Rugby players' behaviour fell well short of standards expected
Although some fans may have felt Paddy Jackson and Stuart Olding could have played for Ulster and Ireland after being acquitted of rape, the sordid details of this case made such a return virtually impossible.
Both men are top flight players, they have had the honour of representing their province and country, been held up as role models for schoolchildren, revered by supporters and well rewarded for their talent and skill.
But they must also realise that such a privileged position comes with responsibilities and while it is fully recognised that they have been cleared of all charges, there is a world beyond the courtroom that viewed their conduct and explicit comments as falling well short of the standards expected of professional sportsmen.
They have both expressed their regrets following the case while Paddy Jackson said public criticism of his behaviour was 'fully justified.'

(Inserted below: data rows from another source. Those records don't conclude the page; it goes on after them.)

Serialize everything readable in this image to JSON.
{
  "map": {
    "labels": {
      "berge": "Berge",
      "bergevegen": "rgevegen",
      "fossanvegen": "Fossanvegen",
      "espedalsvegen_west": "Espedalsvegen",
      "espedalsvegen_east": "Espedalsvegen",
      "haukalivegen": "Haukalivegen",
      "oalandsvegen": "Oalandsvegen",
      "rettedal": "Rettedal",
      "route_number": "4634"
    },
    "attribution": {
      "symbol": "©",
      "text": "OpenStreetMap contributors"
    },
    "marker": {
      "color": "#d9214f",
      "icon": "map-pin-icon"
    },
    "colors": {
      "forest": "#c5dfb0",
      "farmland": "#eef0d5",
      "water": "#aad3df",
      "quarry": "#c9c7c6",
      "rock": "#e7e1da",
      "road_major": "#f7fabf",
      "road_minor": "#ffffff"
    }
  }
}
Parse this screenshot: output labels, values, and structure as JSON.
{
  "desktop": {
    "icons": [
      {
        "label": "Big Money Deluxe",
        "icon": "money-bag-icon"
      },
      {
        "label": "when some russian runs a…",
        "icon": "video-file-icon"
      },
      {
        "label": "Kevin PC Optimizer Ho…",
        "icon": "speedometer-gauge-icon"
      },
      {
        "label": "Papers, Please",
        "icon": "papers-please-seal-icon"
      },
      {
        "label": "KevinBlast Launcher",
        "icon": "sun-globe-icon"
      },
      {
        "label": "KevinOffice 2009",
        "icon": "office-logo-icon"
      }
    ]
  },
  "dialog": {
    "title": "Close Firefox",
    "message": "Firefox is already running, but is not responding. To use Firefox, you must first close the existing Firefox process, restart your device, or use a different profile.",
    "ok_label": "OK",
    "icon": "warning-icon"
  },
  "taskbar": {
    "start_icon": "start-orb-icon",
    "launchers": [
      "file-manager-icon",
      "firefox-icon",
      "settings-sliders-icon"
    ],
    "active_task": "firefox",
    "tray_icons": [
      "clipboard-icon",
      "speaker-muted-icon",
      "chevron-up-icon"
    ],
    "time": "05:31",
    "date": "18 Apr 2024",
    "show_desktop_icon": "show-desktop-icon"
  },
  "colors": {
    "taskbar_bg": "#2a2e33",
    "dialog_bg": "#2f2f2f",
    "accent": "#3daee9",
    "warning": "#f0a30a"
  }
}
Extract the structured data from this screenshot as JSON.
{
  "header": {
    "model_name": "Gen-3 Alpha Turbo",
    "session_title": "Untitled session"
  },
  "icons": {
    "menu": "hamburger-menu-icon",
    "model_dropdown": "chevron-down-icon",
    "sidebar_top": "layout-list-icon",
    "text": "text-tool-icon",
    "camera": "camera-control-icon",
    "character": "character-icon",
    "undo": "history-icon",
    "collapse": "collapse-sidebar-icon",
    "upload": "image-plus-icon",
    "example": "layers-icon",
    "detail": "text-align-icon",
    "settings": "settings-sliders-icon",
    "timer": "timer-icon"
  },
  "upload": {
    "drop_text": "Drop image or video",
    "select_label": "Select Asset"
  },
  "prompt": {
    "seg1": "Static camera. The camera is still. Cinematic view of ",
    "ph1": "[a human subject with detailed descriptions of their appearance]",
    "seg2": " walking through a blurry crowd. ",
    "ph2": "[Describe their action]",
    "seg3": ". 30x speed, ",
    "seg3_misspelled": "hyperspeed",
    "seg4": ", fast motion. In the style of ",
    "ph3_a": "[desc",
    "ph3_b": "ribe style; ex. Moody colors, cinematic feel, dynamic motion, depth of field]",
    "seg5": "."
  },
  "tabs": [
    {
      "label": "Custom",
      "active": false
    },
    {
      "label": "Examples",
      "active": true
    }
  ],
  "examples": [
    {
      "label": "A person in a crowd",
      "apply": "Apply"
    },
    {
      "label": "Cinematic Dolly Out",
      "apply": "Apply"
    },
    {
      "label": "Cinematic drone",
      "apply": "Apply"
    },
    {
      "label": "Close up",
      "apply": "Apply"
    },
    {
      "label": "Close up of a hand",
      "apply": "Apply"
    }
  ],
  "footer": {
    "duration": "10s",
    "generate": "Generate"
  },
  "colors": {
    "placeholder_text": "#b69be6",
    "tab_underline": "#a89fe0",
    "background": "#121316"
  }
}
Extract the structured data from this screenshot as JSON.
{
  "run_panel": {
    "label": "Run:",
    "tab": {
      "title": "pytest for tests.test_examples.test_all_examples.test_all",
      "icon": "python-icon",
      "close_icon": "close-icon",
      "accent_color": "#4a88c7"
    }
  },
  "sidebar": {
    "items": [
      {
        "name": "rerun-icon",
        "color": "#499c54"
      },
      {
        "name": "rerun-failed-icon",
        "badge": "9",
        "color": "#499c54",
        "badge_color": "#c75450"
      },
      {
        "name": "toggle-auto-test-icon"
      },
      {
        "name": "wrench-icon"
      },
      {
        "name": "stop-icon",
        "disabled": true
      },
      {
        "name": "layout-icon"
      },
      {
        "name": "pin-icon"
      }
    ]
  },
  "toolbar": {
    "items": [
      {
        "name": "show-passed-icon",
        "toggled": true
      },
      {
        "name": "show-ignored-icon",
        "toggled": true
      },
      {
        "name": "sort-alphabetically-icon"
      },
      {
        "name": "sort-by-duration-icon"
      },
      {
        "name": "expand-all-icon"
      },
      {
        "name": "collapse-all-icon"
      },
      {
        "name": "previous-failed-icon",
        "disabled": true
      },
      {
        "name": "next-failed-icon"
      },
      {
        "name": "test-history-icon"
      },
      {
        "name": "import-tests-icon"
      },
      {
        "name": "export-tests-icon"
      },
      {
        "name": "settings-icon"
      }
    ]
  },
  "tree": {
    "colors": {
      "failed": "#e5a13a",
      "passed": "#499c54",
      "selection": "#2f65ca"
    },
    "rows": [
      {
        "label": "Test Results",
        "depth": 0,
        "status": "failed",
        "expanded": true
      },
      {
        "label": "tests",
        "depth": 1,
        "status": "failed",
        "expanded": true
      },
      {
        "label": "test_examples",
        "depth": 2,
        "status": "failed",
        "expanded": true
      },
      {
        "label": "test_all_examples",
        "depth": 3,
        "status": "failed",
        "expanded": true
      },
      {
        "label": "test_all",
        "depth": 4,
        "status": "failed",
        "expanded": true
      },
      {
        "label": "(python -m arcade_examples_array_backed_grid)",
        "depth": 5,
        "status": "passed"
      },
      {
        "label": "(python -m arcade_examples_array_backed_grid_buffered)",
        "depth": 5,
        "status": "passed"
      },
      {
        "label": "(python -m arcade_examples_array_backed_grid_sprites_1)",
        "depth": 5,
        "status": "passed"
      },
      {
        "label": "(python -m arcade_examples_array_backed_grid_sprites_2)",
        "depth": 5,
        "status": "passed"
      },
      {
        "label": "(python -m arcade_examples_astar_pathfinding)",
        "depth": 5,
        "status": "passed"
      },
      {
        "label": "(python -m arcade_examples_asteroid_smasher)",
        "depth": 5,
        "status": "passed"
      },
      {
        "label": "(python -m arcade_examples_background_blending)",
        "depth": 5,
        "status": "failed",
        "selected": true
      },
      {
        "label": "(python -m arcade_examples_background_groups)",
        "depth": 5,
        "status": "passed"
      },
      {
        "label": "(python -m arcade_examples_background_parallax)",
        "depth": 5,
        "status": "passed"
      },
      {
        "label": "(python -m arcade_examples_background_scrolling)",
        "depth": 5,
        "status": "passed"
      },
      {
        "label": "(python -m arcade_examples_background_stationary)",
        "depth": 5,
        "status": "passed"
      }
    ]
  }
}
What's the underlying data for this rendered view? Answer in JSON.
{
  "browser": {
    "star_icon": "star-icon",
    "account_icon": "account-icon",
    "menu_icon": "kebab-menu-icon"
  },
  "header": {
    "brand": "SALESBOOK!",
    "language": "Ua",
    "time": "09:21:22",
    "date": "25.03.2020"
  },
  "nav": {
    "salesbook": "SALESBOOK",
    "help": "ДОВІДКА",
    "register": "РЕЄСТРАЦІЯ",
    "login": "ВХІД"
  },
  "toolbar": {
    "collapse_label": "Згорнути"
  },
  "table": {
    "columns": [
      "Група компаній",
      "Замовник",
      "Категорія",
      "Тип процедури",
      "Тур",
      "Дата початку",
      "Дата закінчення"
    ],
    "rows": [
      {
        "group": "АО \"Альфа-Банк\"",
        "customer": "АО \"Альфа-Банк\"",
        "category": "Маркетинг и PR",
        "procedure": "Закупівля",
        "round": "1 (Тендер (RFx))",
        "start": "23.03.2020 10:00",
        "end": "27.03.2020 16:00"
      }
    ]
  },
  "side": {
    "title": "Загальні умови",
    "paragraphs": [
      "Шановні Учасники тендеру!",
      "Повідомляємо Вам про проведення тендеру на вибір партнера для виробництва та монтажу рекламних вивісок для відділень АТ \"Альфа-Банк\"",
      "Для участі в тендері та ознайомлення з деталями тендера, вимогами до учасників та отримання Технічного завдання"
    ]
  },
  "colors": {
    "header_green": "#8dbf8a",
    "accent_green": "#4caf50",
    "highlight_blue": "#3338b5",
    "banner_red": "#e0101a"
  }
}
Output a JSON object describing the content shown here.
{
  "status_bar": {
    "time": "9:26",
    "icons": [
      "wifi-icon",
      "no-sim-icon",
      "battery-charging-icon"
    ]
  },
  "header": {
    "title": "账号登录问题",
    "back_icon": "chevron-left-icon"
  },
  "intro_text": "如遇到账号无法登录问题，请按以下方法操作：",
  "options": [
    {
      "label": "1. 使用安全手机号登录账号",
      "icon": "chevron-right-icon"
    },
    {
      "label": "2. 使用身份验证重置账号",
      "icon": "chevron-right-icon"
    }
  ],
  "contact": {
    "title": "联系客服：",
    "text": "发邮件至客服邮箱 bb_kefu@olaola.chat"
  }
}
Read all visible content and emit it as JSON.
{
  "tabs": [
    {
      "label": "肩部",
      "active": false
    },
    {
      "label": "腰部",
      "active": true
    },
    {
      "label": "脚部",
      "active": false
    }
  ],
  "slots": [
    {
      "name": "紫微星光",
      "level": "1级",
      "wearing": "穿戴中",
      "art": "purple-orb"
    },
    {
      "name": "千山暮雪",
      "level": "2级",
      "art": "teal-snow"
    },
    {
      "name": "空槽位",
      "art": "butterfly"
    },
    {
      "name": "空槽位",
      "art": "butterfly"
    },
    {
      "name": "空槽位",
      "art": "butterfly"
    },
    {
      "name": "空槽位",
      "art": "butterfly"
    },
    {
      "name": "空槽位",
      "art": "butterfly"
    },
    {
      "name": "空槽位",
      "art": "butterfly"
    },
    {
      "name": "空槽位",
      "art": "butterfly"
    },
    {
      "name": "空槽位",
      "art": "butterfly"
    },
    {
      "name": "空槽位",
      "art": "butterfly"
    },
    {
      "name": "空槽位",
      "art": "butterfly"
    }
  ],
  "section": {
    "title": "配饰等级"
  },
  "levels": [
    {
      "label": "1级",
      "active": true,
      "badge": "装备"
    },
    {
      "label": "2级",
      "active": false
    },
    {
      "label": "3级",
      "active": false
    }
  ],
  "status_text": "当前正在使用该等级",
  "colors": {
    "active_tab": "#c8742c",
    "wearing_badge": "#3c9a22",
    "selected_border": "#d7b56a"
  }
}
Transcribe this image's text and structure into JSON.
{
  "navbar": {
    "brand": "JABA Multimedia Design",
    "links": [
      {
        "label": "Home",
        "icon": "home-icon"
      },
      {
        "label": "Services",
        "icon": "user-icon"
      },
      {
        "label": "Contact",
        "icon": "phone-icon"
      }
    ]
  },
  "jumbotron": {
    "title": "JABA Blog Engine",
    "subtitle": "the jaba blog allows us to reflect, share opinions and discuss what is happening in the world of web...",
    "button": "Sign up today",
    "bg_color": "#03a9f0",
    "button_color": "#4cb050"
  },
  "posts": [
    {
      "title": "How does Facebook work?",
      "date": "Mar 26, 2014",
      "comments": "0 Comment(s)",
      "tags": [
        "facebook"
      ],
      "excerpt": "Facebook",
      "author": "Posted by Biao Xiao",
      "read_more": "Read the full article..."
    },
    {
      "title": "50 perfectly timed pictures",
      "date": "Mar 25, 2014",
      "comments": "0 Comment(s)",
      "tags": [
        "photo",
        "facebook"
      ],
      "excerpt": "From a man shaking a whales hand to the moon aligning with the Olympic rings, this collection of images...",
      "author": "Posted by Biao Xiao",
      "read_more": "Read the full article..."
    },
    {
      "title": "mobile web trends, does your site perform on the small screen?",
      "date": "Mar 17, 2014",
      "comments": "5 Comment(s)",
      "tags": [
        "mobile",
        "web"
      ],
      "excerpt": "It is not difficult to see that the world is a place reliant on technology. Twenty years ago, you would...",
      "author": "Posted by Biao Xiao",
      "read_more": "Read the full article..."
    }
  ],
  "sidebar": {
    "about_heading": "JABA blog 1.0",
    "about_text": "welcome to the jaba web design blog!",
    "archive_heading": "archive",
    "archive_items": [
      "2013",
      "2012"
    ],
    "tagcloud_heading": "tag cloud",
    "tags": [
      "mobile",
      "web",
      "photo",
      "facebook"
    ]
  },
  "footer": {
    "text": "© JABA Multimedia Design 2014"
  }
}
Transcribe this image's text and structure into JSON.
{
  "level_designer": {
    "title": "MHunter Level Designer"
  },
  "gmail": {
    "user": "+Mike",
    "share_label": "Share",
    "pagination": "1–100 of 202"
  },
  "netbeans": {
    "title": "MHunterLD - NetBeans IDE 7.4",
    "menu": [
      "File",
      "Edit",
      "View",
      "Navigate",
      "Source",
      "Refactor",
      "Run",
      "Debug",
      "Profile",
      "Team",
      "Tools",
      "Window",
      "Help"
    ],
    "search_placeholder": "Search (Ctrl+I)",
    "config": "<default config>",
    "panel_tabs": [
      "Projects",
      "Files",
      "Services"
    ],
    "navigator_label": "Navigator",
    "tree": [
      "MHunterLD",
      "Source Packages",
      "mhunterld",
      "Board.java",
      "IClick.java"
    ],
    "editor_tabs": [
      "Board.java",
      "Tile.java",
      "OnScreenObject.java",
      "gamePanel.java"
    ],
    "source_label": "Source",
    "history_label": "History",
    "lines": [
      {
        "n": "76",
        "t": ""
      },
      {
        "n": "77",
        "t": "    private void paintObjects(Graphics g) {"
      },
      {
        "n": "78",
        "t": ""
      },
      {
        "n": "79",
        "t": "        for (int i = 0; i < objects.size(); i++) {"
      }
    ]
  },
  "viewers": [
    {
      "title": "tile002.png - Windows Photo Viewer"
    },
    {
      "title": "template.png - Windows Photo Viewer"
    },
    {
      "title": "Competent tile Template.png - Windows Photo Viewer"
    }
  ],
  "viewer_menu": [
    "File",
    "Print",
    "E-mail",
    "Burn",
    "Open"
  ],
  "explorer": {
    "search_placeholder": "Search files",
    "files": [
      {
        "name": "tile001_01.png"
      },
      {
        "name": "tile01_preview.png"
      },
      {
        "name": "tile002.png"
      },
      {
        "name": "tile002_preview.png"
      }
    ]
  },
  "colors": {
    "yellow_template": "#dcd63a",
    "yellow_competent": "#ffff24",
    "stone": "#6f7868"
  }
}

But their apologies have not been enough to save their careers at Ulster Rugby which issued a joint statement with the Irish Rugby Football Union at the weekend announcing their contracts had been revoked.
In coming to this decision, both bodies acknowledged their responsibility and commitment to the core values of the game - respect, inclusivity and integrity.
Given these values, it is difficult to see how the two men could have continued as players.
Although the head of Ulster Rugby, Shane Logan, has denied their decision was driven by sponsors, the financial implications of this case must surely have been considered along with other factors.
As for the rugby authorities, the fact that there will now be a review within the game in Ireland to ensure core values are understood, supported and practised at every level, must be regarded as a welcome first step.
However, they should also review how this entire matter has been handled in terms of communicating with fans and the wider public.
The behaviour exposed during this case raises broader questions about attitudes in rugby which the game's leadership must be prepared to be discuss in an open way.